The lines wanted are those in the data below that include "title".

(Records provided)

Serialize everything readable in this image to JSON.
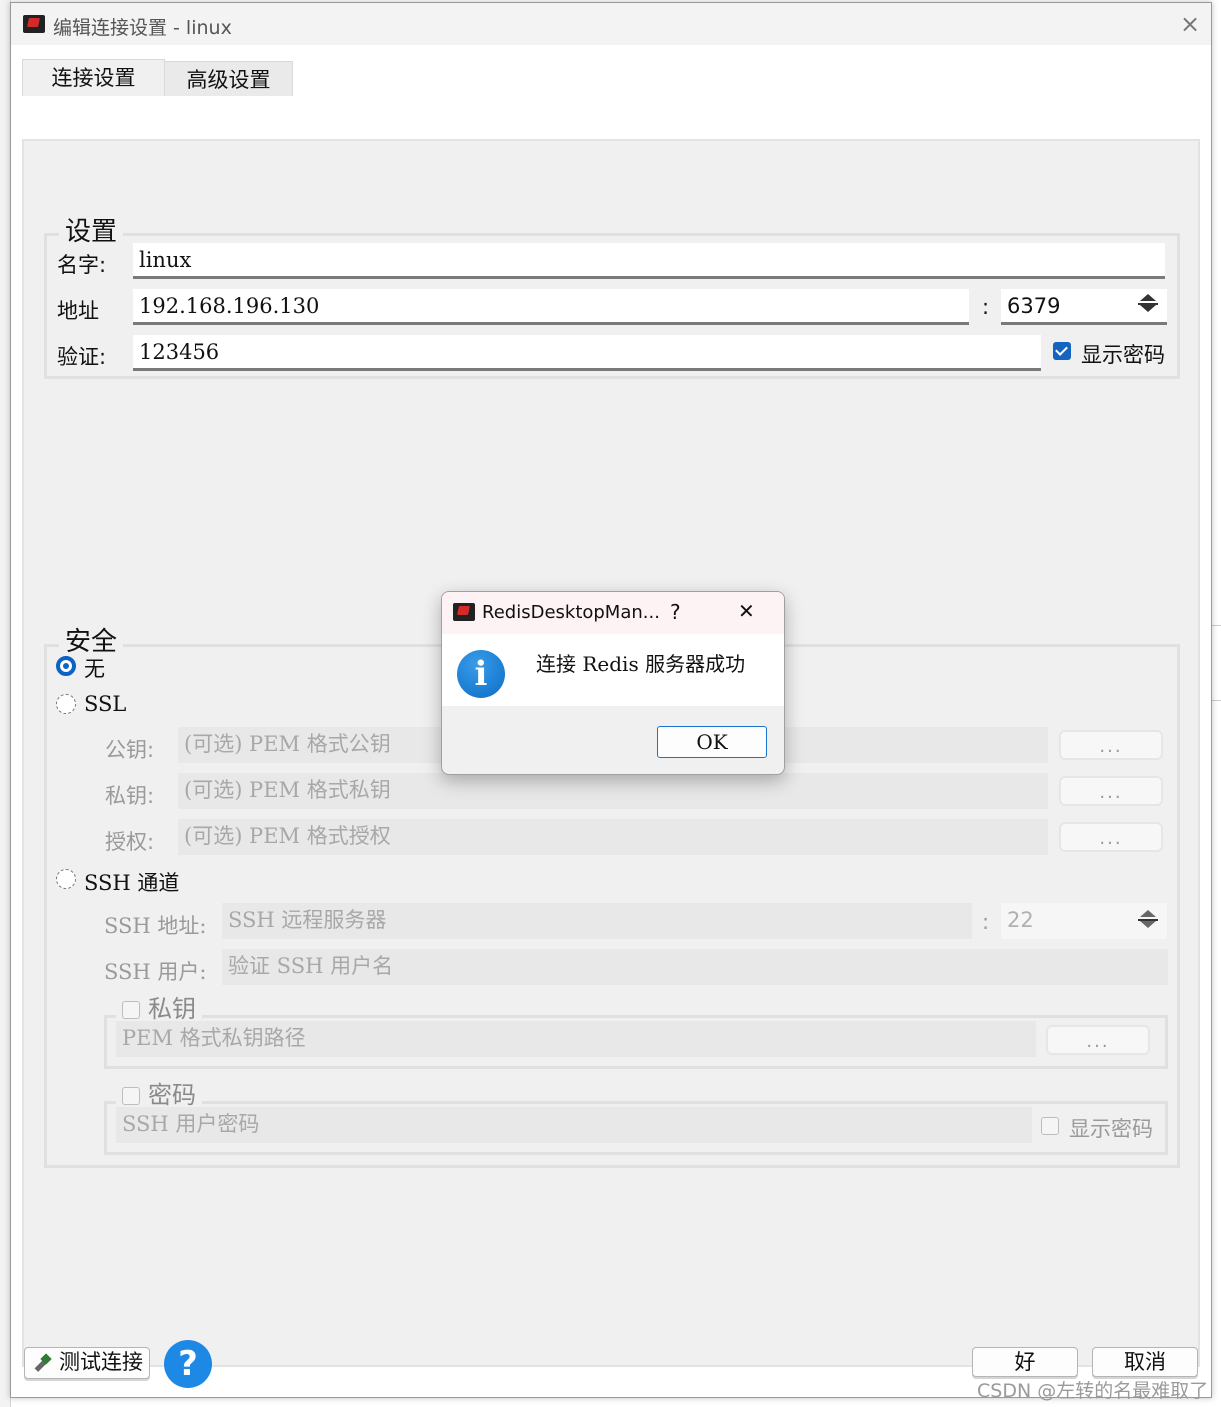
{
  "window": {
    "title": "编辑连接设置 - linux",
    "close_glyph": "×"
  },
  "tabs": [
    {
      "label": "连接设置"
    },
    {
      "label": "高级设置"
    }
  ],
  "settings_group": {
    "legend": "设置",
    "name_label": "名字:",
    "name_value": "linux",
    "address_label": "地址",
    "address_value": "192.168.196.130",
    "port_separator": ":",
    "port_value": "6379",
    "auth_label": "验证:",
    "auth_value": "123456",
    "show_password_label": "显示密码",
    "show_password_checked": true
  },
  "security_group": {
    "legend": "安全",
    "none_label": "无",
    "ssl_label": "SSL",
    "public_key_label": "公钥:",
    "public_key_placeholder": "(可选) PEM 格式公钥",
    "private_key_label": "私钥:",
    "private_key_placeholder": "(可选) PEM 格式私钥",
    "authority_label": "授权:",
    "authority_placeholder": "(可选) PEM 格式授权",
    "browse_label": "...",
    "ssh_label": "SSH 通道",
    "ssh_address_label": "SSH 地址:",
    "ssh_address_placeholder": "SSH 远程服务器",
    "ssh_port_separator": ":",
    "ssh_port_value": "22",
    "ssh_user_label": "SSH 用户:",
    "ssh_user_placeholder": "验证 SSH 用户名",
    "private_key_group_label": "私钥",
    "pem_path_placeholder": "PEM 格式私钥路径",
    "password_group_label": "密码",
    "ssh_password_placeholder": "SSH 用户密码",
    "ssh_show_password_label": "显示密码"
  },
  "footer": {
    "test_connection_label": "测试连接",
    "help_glyph": "?",
    "ok_label": "好",
    "cancel_label": "取消"
  },
  "message_box": {
    "title": "RedisDesktopMan...",
    "help_glyph": "?",
    "close_glyph": "✕",
    "info_glyph": "i",
    "message": "连接 Redis 服务器成功",
    "ok_label": "OK"
  },
  "watermark": "CSDN @左转的名最难取了",
  "colors": {
    "accent": "#1565c0",
    "info_icon": "#1e88e5",
    "dialog_bg": "#f0f0f0"
  }
}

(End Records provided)

Finished exercise:
    "title": "编辑连接设置 - linux",
    "title": "RedisDesktopMan...",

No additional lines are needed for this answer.